When we hear the term “nuisance” when in reference to a tenant, we typically think of a troublesome tenant. Although your tenant may indeed be a nuisance in the colloquial sense, in order to serve them a Nuisance Notice to Quit that may result in an eviction, the tenant must be committing a Nuisance in the formal sense of the word for one or more of five specified reasons recognized by the Court.
The first possible qualified reason to serve a tenant a Nuisance Notice to Quit is subletting. If your lease specifically outlines that your tenant is not allowed to sublet the rental property and they choose to do so anyway, you may evict them through a nuisance eviction. The most common instance of subletting these days, especially in Las Vegas, is the tenant running an Airbnb out of their leased property. Not only does this situation put you at risk of having your property damaged, but it also increases your liability substantially. I have personally seen instances where the person subletting the property through Airbnb refused to leave the property, and worse.
Another common instance of subletting is when a tenant decides to rent your property out to a “tenant” of their own, creating an abundance of violations and issues in the process. If this is your situation, don’t worry, you can do a 3-Day Nuisance Notice through a reputable Las Vegas eviction services company and they will know exactly what you need to do to follow it through to Summary Eviction. This case is particularly easy to prove because your tenant will have an advertisement on Airbnb listing the leased address that can be easily copied as proof.
Rental Property Neglect
The next reason that qualifies to serve a Nuisance Notice to Quit is waste. The term waste may seem very broad and does not mean that your tenant is wasteful. Waste in this case, in essence, is described by law as involving “harmful or destructive use of the property that decreases the property’s value.” This doesn’t necessarily mean trash is in the rental unit, but instead, that things are being broken, or that the tenant is causing a health or fire hazard. The tenant may be breaking windows, putting holes in the walls and doors, or destroying your property in some other way. You may have gotten a Violation from the City or County for something the tenant is doing. This is another situation that is easy to prove via the fact that the Violation was issued and remains unresolved.
Operating an Unlawful Business
The third qualified reason to serve a Nuisance Notice to Quit involves the tenant operating an unlawful business out of the rental property/unit. Depending on the business, you may be able to prove it by advertisements, eye witness statements, or by presenting other clear evidence that the tenant is running a business unlawfully out of the leased property. The business they’re running may be as simple as operating a daycare without a license or running an auto repair shop out of the garage. This is sometimes a tricky thing to prove and, in some cases, you may want to do a Lease Violation, under the “use” clause of your lease instead.

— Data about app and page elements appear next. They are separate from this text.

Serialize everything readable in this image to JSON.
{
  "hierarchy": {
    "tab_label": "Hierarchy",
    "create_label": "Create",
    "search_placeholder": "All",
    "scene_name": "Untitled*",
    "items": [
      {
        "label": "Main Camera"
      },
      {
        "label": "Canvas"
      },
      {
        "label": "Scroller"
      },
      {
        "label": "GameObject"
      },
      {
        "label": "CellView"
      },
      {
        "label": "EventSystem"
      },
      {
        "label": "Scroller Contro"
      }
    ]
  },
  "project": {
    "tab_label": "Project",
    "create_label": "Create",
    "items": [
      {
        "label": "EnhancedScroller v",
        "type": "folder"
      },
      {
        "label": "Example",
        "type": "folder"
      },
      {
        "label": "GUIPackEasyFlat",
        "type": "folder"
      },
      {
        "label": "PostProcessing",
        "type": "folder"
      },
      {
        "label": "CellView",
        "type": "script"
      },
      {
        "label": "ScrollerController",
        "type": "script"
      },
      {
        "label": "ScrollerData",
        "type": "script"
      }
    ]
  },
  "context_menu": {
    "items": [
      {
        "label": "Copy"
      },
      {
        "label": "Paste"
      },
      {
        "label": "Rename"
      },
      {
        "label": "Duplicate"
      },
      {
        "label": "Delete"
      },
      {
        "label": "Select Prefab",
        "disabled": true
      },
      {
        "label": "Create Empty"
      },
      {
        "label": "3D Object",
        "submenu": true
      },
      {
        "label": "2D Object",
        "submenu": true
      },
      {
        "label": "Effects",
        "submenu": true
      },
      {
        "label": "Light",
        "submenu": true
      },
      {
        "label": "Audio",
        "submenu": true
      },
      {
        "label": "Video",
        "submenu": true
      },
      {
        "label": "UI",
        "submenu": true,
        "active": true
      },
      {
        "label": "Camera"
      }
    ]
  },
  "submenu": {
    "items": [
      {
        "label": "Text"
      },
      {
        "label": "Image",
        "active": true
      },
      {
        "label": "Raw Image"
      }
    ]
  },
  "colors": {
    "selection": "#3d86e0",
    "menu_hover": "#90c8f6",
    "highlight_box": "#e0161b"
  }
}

The fourth qualified reason is the closest to the more traditional interpretation of the word “nuisance.” This reason is used when the tenant is causing either injuries or damages to other tenants, or is obstructing the use of the property to other tenants. Your tenant may be damaging common areas or other people’s units. They may be obstructing common areas. Perhaps your tenant is harassing or starting fights with other occupants or neighbors. If your tenant is playing loud music or having screaming matches with their roommates late at night, this reason covers those situations as well. If you have a tenant that is causing problems for other tenants and you’re not sure what reason to use or how to evict them, contact an experienced eviction services company to help you choose which item or Notice will work best for your situation.
Drug Use or Sales
The fifth and final qualified reason to serve a tenant with a Nuisance Notice to Quit, is also the most difficult. If the tenant is violating specific controlled substance laws in Nevada, it may also constitute a nuisance. This can be difficult to prove, however, there are situations in which a landlord has documented proof from the police that these laws have been violated. Otherwise, this will typically only be successful if the tenant has already been convicted.
There are instances in which you would want to use more than one reason. Oftentimes, tenants will break into an adjoining utility box to steal power. Not only are they causing waste by breaking the utility box, and most likely causing a fire hazard, but they are permitting a nuisance by stealing power/electricity. In these cases, you will usually get a letter from the utility company which you can use as proof if necessary.
Eviction Services Experts Know Best
In any and all of the Nuisance situation scenarios detailed above, you must list the facts of the problem. The facts may list what the tenant has done, what the tenant has destroyed, or complaints from neighbors, government entities, or the police. It’s important to keep in mind that the evidence you present needs to be brief and factual, which can be difficult to do when a tenant is destroying your property and/or you’re fielding complaints from angry residents or the authorities. Oftentimes when dealing with eviction notices and procedures, it is better to take yourself out of the equation and to let an eviction services professional handle the paperwork to make sure you are protected, and that something vital doesn’t get omitted in a volatile situation.